**WORK INSTRUCTIONS:** Repeat every record exactly, but keep images out of the copy.

**RECORDS SHOWN:**

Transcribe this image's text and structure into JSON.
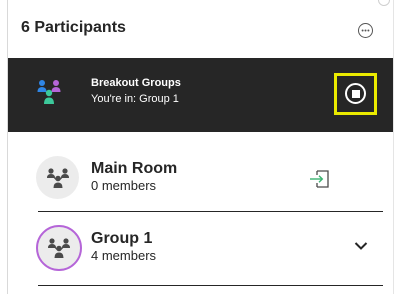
{
  "header": {
    "title": "6 Participants",
    "more_icon": "more-options-icon"
  },
  "breakout": {
    "title": "Breakout Groups",
    "subtitle": "You're in: Group 1",
    "icon": "breakout-groups-icon",
    "stop_icon": "stop-icon",
    "colors": {
      "bar": "#262626",
      "highlight": "#eaea00",
      "person_blue": "#2f86e6",
      "person_purple": "#b565d8",
      "person_green": "#3cc89a"
    }
  },
  "rooms": [
    {
      "name": "Main Room",
      "count": "0 members",
      "action_icon": "join-room-icon",
      "accent": "#3cb371"
    },
    {
      "name": "Group 1",
      "count": "4 members",
      "action_icon": "chevron-down-icon",
      "accent": "#b565d8"
    }
  ]
}
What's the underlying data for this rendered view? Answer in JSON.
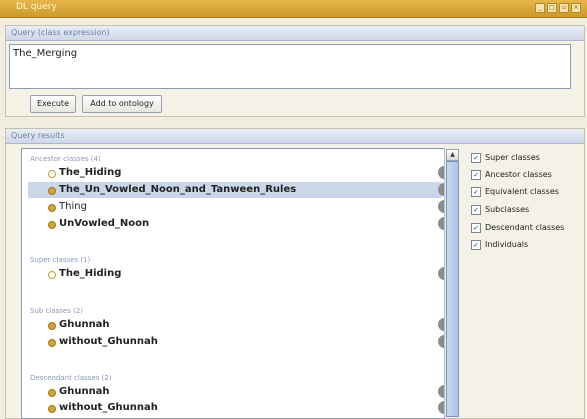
{
  "window": {
    "title": "DL query"
  },
  "query_panel": {
    "header": "Query (class expression)",
    "value": "The_Merging",
    "buttons": {
      "execute": "Execute",
      "add_to_ontology": "Add to ontology"
    }
  },
  "results_panel": {
    "header": "Query results",
    "sections": [
      {
        "title": "Ancestor classes (4)",
        "rows": [
          {
            "label": "The_Hiding",
            "icon": "class-hollow-icon",
            "bold": true,
            "selected": false
          },
          {
            "label": "The_Un_Vowled_Noon_and_Tanween_Rules",
            "icon": "class-icon",
            "bold": true,
            "selected": true
          },
          {
            "label": "Thing",
            "icon": "class-icon",
            "bold": false,
            "selected": false
          },
          {
            "label": "UnVowled_Noon",
            "icon": "class-icon",
            "bold": true,
            "selected": false
          }
        ]
      },
      {
        "title": "Super classes (1)",
        "rows": [
          {
            "label": "The_Hiding",
            "icon": "class-hollow-icon",
            "bold": true,
            "selected": false
          }
        ]
      },
      {
        "title": "Sub classes (2)",
        "rows": [
          {
            "label": "Ghunnah",
            "icon": "class-icon",
            "bold": true,
            "selected": false
          },
          {
            "label": "without_Ghunnah",
            "icon": "class-icon",
            "bold": true,
            "selected": false
          }
        ]
      },
      {
        "title": "Descendant classes (2)",
        "rows": [
          {
            "label": "Ghunnah",
            "icon": "class-icon",
            "bold": true,
            "selected": false
          },
          {
            "label": "without_Ghunnah",
            "icon": "class-icon",
            "bold": true,
            "selected": false
          }
        ]
      }
    ],
    "info_icon": "i",
    "options": [
      {
        "label": "Super classes",
        "checked": true
      },
      {
        "label": "Ancestor classes",
        "checked": true
      },
      {
        "label": "Equivalent classes",
        "checked": true
      },
      {
        "label": "Subclasses",
        "checked": true
      },
      {
        "label": "Descendant classes",
        "checked": true
      },
      {
        "label": "Individuals",
        "checked": true
      }
    ]
  },
  "colors": {
    "accent": "#cc9a2c",
    "selection": "#cbd6e8",
    "header_text": "#6d80a8"
  }
}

**YOUR SOLUTION:**
Transcribe this image's text and structure into JSON.
{
  "header": {
    "title": "6 Participants",
    "more_icon": "more-options-icon"
  },
  "breakout": {
    "title": "Breakout Groups",
    "subtitle": "You're in: Group 1",
    "icon": "breakout-groups-icon",
    "stop_icon": "stop-icon",
    "colors": {
      "bar": "#262626",
      "highlight": "#eaea00",
      "person_blue": "#2f86e6",
      "person_purple": "#b565d8",
      "person_green": "#3cc89a"
    }
  },
  "rooms": [
    {
      "name": "Main Room",
      "count": "0 members",
      "action_icon": "join-room-icon",
      "accent": "#3cb371"
    },
    {
      "name": "Group 1",
      "count": "4 members",
      "action_icon": "chevron-down-icon",
      "accent": "#b565d8"
    }
  ]
}
What's the underlying data for this rendered view? Answer in JSON.
{
  "window": {
    "title": "DL query"
  },
  "query_panel": {
    "header": "Query (class expression)",
    "value": "The_Merging",
    "buttons": {
      "execute": "Execute",
      "add_to_ontology": "Add to ontology"
    }
  },
  "results_panel": {
    "header": "Query results",
    "sections": [
      {
        "title": "Ancestor classes (4)",
        "rows": [
          {
            "label": "The_Hiding",
            "icon": "class-hollow-icon",
            "bold": true,
            "selected": false
          },
          {
            "label": "The_Un_Vowled_Noon_and_Tanween_Rules",
            "icon": "class-icon",
            "bold": true,
            "selected": true
          },
          {
            "label": "Thing",
            "icon": "class-icon",
            "bold": false,
            "selected": false
          },
          {
            "label": "UnVowled_Noon",
            "icon": "class-icon",
            "bold": true,
            "selected": false
          }
        ]
      },
      {
        "title": "Super classes (1)",
        "rows": [
          {
            "label": "The_Hiding",
            "icon": "class-hollow-icon",
            "bold": true,
            "selected": false
          }
        ]
      },
      {
        "title": "Sub classes (2)",
        "rows": [
          {
            "label": "Ghunnah",
            "icon": "class-icon",
            "bold": true,
            "selected": false
          },
          {
            "label": "without_Ghunnah",
            "icon": "class-icon",
            "bold": true,
            "selected": false
          }
        ]
      },
      {
        "title": "Descendant classes (2)",
        "rows": [
          {
            "label": "Ghunnah",
            "icon": "class-icon",
            "bold": true,
            "selected": false
          },
          {
            "label": "without_Ghunnah",
            "icon": "class-icon",
            "bold": true,
            "selected": false
          }
        ]
      }
    ],
    "info_icon": "i",
    "options": [
      {
        "label": "Super classes",
        "checked": true
      },
      {
        "label": "Ancestor classes",
        "checked": true
      },
      {
        "label": "Equivalent classes",
        "checked": true
      },
      {
        "label": "Subclasses",
        "checked": true
      },
      {
        "label": "Descendant classes",
        "checked": true
      },
      {
        "label": "Individuals",
        "checked": true
      }
    ]
  },
  "colors": {
    "accent": "#cc9a2c",
    "selection": "#cbd6e8",
    "header_text": "#6d80a8"
  }
}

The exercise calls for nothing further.